Sunday 3 December 2017

The Little Grebe under the willow tree near the bridge caught a perch which it just managed to swallow.

Usually Little Grebes circulate round the lake, but this one seems to have found a good spot and is staying there.

Just the other side of the bridge, a Cormorant was fishing over the wire baskets of twigs which serve as a fish hatchery. But this area is pretty well fished out, and it didn't catch anything while I was there.

The same Cormorant balanced precariously as it walked up a chain to get on to a post.

Another was drying its wings on the fallen chestnut tree near Peter Pan, ignoring the drizzle which was probably making them wetter.

At the island, the Grey Heron was on the nest again.

The pair really do seem to be reclaiming it, long before the breeding season. Its mate was in the water below, getting out of its depth. Herons can swim, but not well and they avoid it if possible.

Most of the Herring Gulls on the Serpentine are young, first- or second-winter birds. This must reflect prodigious breeding success at the nearby nest sites in Paddington.

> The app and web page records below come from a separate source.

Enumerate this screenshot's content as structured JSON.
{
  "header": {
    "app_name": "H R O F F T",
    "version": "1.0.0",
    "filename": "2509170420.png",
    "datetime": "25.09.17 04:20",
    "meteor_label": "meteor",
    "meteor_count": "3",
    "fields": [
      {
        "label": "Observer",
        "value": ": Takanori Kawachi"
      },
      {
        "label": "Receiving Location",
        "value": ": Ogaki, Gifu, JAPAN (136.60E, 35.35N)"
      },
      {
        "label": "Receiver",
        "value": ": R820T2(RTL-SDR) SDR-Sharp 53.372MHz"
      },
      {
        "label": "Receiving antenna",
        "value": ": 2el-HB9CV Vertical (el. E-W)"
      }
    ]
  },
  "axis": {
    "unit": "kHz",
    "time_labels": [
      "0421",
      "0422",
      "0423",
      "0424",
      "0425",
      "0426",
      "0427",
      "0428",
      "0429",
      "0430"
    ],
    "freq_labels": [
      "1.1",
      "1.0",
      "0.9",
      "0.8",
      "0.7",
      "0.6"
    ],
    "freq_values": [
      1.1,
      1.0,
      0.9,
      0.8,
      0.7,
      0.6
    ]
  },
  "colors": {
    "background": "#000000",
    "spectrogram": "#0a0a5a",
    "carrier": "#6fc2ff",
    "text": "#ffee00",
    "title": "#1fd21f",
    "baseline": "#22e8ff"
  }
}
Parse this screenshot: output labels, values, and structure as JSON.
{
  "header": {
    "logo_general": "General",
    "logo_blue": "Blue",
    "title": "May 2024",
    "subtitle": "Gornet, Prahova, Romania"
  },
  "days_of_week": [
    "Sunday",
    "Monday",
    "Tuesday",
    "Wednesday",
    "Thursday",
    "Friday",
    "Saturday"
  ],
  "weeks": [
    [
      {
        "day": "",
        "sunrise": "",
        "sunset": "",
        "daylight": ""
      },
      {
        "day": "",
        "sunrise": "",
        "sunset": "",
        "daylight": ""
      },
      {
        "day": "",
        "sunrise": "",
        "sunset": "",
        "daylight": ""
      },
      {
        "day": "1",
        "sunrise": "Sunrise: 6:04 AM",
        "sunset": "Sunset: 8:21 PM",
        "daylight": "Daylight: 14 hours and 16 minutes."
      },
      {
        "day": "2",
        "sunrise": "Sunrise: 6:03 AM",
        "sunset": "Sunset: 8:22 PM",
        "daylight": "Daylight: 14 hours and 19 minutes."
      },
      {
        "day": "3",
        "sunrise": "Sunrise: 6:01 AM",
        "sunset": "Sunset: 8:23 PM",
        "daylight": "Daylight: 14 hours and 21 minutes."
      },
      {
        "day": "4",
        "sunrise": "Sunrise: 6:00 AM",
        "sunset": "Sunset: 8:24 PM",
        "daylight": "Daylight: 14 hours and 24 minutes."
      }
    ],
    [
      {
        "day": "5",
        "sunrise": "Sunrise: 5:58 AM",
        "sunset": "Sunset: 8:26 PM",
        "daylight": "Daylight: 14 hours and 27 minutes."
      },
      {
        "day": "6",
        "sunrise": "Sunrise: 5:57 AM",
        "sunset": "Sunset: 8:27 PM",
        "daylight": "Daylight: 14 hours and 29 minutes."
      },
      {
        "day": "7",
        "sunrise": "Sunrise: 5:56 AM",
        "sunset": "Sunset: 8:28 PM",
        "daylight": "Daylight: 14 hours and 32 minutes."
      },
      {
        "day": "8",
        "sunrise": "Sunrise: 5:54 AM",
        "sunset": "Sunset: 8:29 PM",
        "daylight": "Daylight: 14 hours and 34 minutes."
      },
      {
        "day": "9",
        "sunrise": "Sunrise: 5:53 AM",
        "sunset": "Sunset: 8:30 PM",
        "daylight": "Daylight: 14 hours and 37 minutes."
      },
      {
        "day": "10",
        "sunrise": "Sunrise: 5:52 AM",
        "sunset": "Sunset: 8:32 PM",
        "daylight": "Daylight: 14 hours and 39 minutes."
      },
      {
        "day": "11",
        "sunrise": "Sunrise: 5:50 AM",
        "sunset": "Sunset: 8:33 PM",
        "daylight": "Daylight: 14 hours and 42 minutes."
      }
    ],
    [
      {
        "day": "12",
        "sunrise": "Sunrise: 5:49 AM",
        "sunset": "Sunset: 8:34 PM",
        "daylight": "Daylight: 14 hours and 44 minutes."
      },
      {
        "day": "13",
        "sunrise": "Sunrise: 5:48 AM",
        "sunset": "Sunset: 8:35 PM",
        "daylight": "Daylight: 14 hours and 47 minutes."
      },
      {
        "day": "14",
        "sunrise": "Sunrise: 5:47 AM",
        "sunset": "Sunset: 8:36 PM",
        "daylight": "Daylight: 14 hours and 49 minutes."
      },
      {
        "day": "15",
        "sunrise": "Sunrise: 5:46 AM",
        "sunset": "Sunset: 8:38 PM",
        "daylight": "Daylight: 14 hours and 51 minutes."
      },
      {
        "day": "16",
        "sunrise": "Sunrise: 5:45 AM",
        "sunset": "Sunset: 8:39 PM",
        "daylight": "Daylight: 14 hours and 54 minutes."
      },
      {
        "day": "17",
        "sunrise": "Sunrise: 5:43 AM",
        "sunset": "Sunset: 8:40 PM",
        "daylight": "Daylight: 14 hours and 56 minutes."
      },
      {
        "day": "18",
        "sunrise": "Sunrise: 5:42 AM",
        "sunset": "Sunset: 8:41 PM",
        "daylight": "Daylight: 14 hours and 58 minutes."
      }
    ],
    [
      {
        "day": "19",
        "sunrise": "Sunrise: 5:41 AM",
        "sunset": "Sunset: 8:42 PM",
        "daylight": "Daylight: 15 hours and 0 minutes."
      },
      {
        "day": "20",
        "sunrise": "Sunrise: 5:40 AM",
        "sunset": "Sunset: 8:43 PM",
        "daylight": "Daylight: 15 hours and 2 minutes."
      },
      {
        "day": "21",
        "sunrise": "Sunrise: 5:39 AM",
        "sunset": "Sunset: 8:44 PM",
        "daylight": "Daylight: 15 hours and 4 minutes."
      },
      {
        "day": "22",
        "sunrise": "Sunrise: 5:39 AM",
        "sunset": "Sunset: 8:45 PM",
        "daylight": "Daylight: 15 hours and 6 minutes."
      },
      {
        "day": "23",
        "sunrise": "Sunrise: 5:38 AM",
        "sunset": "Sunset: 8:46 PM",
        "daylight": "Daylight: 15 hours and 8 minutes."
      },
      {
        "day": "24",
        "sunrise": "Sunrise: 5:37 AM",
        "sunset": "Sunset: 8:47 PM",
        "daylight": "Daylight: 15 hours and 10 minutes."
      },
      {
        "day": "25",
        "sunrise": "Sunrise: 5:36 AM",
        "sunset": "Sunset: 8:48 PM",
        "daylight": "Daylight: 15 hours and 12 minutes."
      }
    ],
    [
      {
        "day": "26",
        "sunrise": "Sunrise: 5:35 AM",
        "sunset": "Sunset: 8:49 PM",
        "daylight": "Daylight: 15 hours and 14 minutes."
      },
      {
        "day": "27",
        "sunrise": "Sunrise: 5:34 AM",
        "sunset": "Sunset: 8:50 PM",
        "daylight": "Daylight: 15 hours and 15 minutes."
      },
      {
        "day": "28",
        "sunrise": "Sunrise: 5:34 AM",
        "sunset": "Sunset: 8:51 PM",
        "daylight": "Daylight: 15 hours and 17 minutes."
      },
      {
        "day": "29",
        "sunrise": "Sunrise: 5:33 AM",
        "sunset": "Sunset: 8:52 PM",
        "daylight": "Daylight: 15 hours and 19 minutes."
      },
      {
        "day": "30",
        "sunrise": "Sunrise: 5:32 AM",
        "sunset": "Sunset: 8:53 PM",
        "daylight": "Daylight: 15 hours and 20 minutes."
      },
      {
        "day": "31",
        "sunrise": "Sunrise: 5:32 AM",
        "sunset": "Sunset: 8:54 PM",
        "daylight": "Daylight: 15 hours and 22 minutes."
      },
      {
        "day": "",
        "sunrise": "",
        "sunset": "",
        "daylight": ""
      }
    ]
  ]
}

At the Vista, the pale Mallard drake was beside a normal one. Ducks, like most birds, have two forms of the dark pigment melanin, one of them black (eumelanin) and the other reddish (phaeomelanin). This bird has low levels of the first. The technical name for this colour variation is, very obviously, 'brown'. The mutation has also reduced the iridescence of his head, which is a dull brownish green without much shine.

At the island, a pair of Shovellers confronted each other. It was not a loving greeting, because a moment later the female rushed away frantically.

A pair of Rose-Ringed Parakeets had a similar meeting in a tree near the bridge. Again, it was the female who flew off.

The female Little Owl near the Henry Moore sculpture was sitting out in the rain. She is a tougher bird than the other Little Owls, who retreat into their holes at the first sign of foul weather.

This Carrion Crow was on the edge of the lake near the Winter Wasteland. I couldn't work out what it was eating, but it seemed very intent on it and was keeping another crow away. Looking closely at the picture showed that it was a roasted chestnut -- no wonder the crow was so keen on it.

A Robin sang furiously in the Rose Garden, defending its territory from another only a few yards away.

A Wren stared at the camera from a bush in the reed bed at the east end of the Serpentine. There's a large colony of Wrens in this area.

We must have a picture of a Blue Tit occasionally, just as a reminder of how pretty they are.


  1. That is a very large fish the Little Grebe is trying to eat. Little Grebes always surprise me.

    I wish all duels were as pretty and aesthetically pleasing as the one the Robins are carrying on. I know, to them it's quite serious business. It's a bit of cognitive dissonance for me.

    Wrens seem to be doing very well in the park!

    1. The smallest birds, such as Wrens and Goldcrests, are doing well because there have been several successive mild winters with only a few frosty days.